Hence I define the professional-managerial class not in terms of the tools it uses, but in terms of their social relations of reproduction.

Hence I view the class analysis of the 20th century broadly thus: during the Great Depression, the PMC as a reproductive class seizes state power in 1933. Any economic ruling class must have a countervailing reproductive class to both legitimize the authority of the ruling class and to prevent the ruling class from destroying society. Such was the role of the Church in the Middle Ages. (Both Augustine and Aquinas, for example, have much to say about secular state legitimacy.)

The capitalist class, as soon the immediate crisis has stabilized, began its project to retake state power.
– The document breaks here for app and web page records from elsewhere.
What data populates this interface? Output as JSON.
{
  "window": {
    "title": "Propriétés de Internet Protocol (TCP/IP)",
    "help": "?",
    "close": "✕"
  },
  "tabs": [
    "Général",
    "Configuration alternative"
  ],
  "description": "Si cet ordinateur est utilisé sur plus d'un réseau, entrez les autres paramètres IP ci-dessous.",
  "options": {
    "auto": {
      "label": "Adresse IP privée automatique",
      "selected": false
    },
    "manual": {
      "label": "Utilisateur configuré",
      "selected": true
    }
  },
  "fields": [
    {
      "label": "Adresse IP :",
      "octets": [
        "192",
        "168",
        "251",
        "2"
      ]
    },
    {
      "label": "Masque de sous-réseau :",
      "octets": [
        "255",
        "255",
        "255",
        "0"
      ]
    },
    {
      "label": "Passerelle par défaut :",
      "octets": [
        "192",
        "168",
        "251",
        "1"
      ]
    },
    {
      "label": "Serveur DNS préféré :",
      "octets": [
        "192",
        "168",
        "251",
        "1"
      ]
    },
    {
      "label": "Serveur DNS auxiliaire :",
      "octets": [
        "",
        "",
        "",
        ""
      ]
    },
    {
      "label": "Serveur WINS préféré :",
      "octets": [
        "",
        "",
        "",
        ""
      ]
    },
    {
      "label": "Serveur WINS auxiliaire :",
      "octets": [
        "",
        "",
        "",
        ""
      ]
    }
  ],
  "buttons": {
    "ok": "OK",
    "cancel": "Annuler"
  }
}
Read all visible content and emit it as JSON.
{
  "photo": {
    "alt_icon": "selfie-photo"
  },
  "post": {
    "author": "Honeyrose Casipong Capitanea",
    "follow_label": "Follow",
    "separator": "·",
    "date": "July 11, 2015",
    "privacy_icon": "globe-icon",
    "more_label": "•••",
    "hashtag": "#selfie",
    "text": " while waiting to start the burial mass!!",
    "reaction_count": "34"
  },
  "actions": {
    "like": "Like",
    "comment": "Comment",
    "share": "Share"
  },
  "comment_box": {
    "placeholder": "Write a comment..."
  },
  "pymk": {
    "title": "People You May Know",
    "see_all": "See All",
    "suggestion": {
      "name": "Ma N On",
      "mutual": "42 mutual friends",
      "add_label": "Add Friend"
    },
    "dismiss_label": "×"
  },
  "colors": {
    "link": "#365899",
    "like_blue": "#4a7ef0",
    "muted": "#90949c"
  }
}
The capitalist class directly undermined the legitimacy of the PMC as elitist*, effeminate**, and race traitors. They co-opt the institutions (academic science and humanities, journalism, "high" culture, primary and secondary education) the PMC used to reproduce capitalist society, turning them into productive rather than reproductive institutions. They co-opted the leaders of the PMC, turning them directly into capitalists or ensuring they slavishly submitted to the capitalist class (e.g. most academic economists), abandoning the second half of their role as critics and moderators

*Never mind that the capitalist class is far more elitist than the PMC ever was or could be.
**<sarcasm> Women can't rule,
n'est ce pas?, except in the exceptional case where they almost perfectly imitate men. </sarcasm>

In 1980, the capitalist class retook state power, but they were not content. Unlike the PMC, the capitalists understood that the capitalists and the PMC were enemies, and reading Machiavelli, they knew that one's enemies must be utterly destroyed. So the capitalists have continued to undermine the PMC; they will not stop until there is no such thing as a professional-managerial class as a class, only individual professionals and managers directly subordinate to individual capitalists and completely subservient to the capitalist class.

One of my main themes has been criticism of the Democratic party. I see the Democratic party not as the party of those who control information, but as the party that still tries to restore the PMC to state power. Or, more precisely, Democratic voters — aside from middle-class white women who (justly) want to preserve their access to legal abortion and minorities who (justly) fear that the Republican party will enslave or just murder them all — are those who want to return to the days when the PMC as a class held and exercised state power. I believe these voters are fundamentally mistaken. The PMC cannot regain state power; the best they can do is operate a fighting retreat, slowing the capitalists' destruction of society.

Dustin makes an important point in his comment:
My theory as a whole is that some time in the early 20th century, control over information and its dissemination actually "passed up" control over capital in being the determinant of who holds the power. Improvements in print press technology combined with the invention/improvements of radio and eventually even early forms of television in the late 1800s & early 1900s enabled for the first time in history the creation of a true mass-media and other organs of true mass-dissemination of information (and misinformation).

I think that this is what actually led to the PMC wresting of power from the capitalists in the early 20th century. The PMC were always the traditional "dealers" in media, journalism, etc., so the elite of the PMC were uniquely seated to benefit from this vast technological shift.

I agree completely that information has become the critical basis of power. However, the way that those who control information have used it fundamentally shifted only in the early 21st century, decades after the capitalists regained state power. The key is to make all information Marxian commodities, and place all of information production under capitalist commodity relations (M-C-M*), with knowledge producers as workers, not a separate reproductive class.

I really want to stress that what capitalists own (factories, money and financial flows, information) is less important than how they own it, i.e. the social relations.